Time again for our Website of the Week, which this week salutes the start of National Poetry Month with an online source for all your poetic needs.
Poetry and the Internet may be an odd couple, but it turns out that the Web is full of resources both for those who write poetry and those who enjoy it.
SWENSON: "Poets.org is the largest website devoted to poetry. We represent all different kinds of poetry. There are some American poets who are very interested in formal poetry, for instance the sonnet. Other poets do not care at all about forms that someone else invented. They discover their own forms as they're writing."
Celebrating its 10th anniversary this year, Poets.org features a select list of some 1700 American poems, biographies of 500 poets, essays on poetry, and more. And it's well organized with lots of links to help you find your way around.

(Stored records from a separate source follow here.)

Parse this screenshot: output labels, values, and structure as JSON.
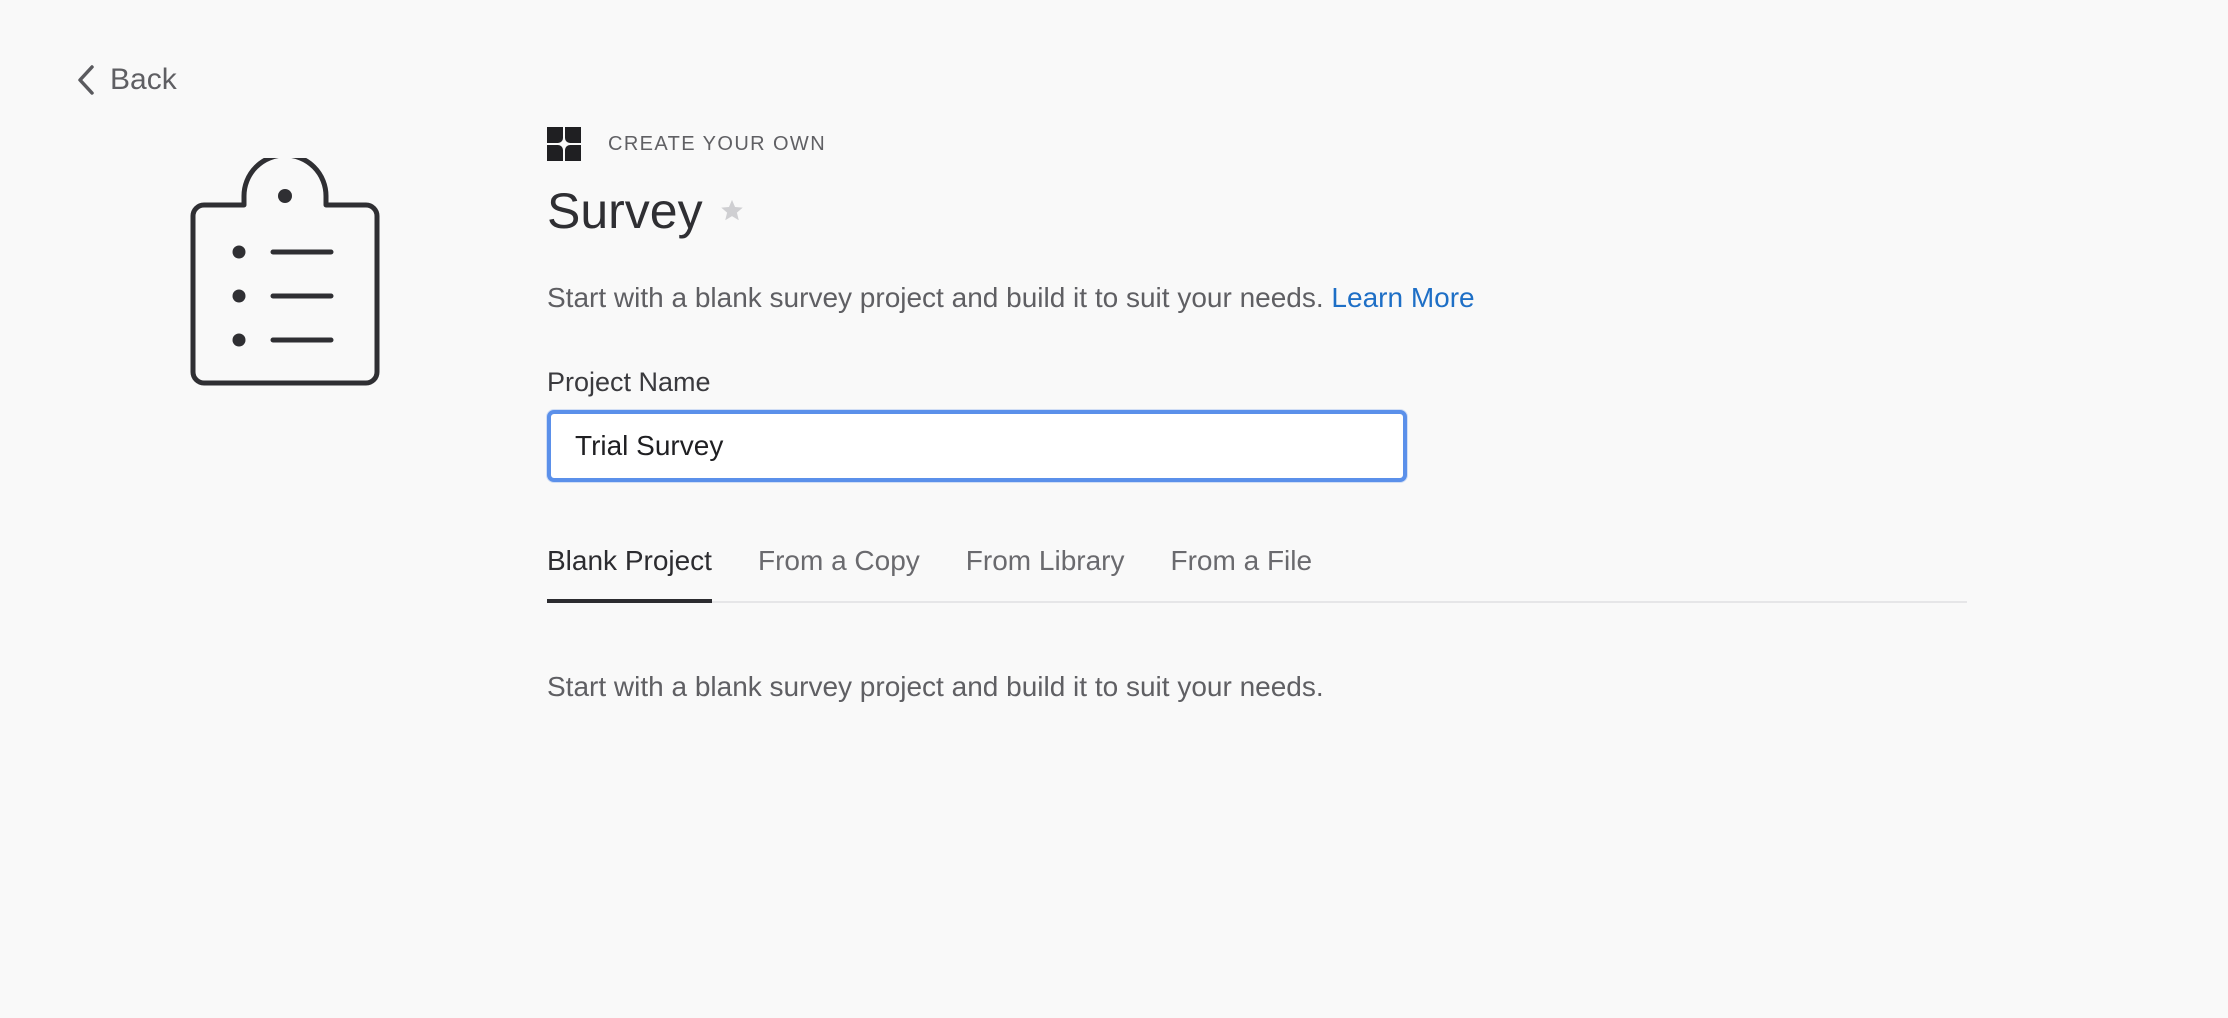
{
  "nav": {
    "back_label": "Back",
    "back_icon": "chevron-left-icon"
  },
  "hero": {
    "icon": "clipboard-list-icon"
  },
  "header": {
    "eyebrow": "CREATE YOUR OWN",
    "eyebrow_icon": "qualtrics-logo-icon",
    "title": "Survey",
    "favorite_icon": "star-icon"
  },
  "description": {
    "text": "Start with a blank survey project and build it to suit your needs.",
    "link_label": "Learn More"
  },
  "form": {
    "project_name_label": "Project Name",
    "project_name_value": "Trial Survey"
  },
  "tabs": [
    {
      "label": "Blank Project",
      "active": true
    },
    {
      "label": "From a Copy",
      "active": false
    },
    {
      "label": "From Library",
      "active": false
    },
    {
      "label": "From a File",
      "active": false
    }
  ],
  "tab_content": {
    "text": "Start with a blank survey project and build it to suit your needs."
  },
  "colors": {
    "background": "#f9f9f9",
    "link": "#1e6fc6",
    "input_focus_border": "#5b90ea",
    "text_primary": "#2c2c2e",
    "text_secondary": "#5f5f63"
  }
}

SWENSON: "For instance, if you go to the page on Langston Hughes, you not only have the biography, just a brief life of Langston Hughes, but you can click on certain of his poems and hear them read aloud."

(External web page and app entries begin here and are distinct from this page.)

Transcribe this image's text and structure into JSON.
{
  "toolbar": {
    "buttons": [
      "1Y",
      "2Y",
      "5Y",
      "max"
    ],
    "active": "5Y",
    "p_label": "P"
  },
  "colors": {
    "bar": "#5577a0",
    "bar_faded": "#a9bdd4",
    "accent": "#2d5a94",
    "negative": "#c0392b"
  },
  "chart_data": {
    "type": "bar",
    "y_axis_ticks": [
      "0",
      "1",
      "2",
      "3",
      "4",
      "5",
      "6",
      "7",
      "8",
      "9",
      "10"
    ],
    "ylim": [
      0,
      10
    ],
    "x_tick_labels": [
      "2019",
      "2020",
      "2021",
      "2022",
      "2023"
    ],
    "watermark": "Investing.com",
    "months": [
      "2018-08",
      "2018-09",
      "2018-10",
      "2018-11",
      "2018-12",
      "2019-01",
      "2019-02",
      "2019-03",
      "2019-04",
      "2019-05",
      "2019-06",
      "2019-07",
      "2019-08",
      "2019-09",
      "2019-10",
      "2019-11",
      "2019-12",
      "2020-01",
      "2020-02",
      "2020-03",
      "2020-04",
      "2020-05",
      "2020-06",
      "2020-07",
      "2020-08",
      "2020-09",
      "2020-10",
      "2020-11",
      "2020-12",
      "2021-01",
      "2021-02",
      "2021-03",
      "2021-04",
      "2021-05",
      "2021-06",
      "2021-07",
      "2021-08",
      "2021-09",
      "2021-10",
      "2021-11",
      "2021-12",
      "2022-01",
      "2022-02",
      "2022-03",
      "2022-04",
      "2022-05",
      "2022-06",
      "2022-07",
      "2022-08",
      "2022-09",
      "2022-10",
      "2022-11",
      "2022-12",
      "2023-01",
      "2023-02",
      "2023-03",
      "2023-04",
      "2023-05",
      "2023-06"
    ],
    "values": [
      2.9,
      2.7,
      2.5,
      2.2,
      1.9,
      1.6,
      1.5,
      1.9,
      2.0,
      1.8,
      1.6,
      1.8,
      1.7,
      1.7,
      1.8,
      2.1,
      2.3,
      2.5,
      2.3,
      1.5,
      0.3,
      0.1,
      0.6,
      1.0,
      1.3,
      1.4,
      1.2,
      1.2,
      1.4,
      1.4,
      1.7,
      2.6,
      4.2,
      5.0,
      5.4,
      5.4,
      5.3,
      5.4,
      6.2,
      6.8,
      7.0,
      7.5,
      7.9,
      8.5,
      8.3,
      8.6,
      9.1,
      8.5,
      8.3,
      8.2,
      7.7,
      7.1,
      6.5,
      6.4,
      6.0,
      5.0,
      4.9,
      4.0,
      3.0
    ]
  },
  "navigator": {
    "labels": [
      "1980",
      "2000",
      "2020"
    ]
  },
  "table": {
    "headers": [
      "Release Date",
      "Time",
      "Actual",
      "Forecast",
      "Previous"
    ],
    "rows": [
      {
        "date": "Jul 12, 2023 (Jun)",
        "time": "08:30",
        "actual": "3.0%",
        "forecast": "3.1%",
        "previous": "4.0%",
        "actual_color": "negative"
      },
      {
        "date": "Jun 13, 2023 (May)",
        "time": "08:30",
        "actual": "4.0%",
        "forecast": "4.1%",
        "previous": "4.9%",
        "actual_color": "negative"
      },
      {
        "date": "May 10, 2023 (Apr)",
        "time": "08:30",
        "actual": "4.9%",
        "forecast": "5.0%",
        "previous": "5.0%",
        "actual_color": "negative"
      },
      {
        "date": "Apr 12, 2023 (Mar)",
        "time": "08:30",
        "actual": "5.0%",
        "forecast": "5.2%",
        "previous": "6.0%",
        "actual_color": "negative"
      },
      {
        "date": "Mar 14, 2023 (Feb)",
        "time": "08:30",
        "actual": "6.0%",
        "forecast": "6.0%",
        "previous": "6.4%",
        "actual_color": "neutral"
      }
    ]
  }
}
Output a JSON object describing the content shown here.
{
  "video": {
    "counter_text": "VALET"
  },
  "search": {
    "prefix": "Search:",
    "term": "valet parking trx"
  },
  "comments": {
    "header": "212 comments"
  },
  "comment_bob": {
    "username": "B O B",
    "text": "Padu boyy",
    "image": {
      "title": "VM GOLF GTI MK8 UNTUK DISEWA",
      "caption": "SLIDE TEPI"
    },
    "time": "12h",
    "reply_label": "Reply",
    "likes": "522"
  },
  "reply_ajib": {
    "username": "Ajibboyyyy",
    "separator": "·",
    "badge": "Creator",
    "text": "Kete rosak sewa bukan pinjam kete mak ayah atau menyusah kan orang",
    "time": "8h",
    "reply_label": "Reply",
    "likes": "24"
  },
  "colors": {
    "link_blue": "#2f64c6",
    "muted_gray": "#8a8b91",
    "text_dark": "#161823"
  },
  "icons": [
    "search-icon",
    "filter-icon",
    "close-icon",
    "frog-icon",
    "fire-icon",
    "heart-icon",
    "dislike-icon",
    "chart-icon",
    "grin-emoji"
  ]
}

I bathed in the Euphrates when dawns were young.
I built my hut near the Congo and it lulled me to sleep.
I looked upon the Nile and raised the pyramids above it.
Langston Hughes reading his poem, "The Negro Speaks of Rivers." Among the other popular poets featured on the site are Emily Dickenson, Robert Frost, Walt Whitman and Maya Angelou.
Now, I often have trouble decoding poems, so I wondered about listeners who may not be native English speakers. But Tree Swenson says poetry isn't just for sophisticated language experts.
SWENSON: "They should just relax, take a deep breath, and whatever they feel coming out of the poem, whatever images the poem brings to mind, that's fine. That's poetry. The fear of poetry, I think, prevents many people from loving poetry. And I think it's less of a problem in other countries."
Make poetry part of your life at our Website of the Week, Poets.org, or get the link from our site, VOANews.com.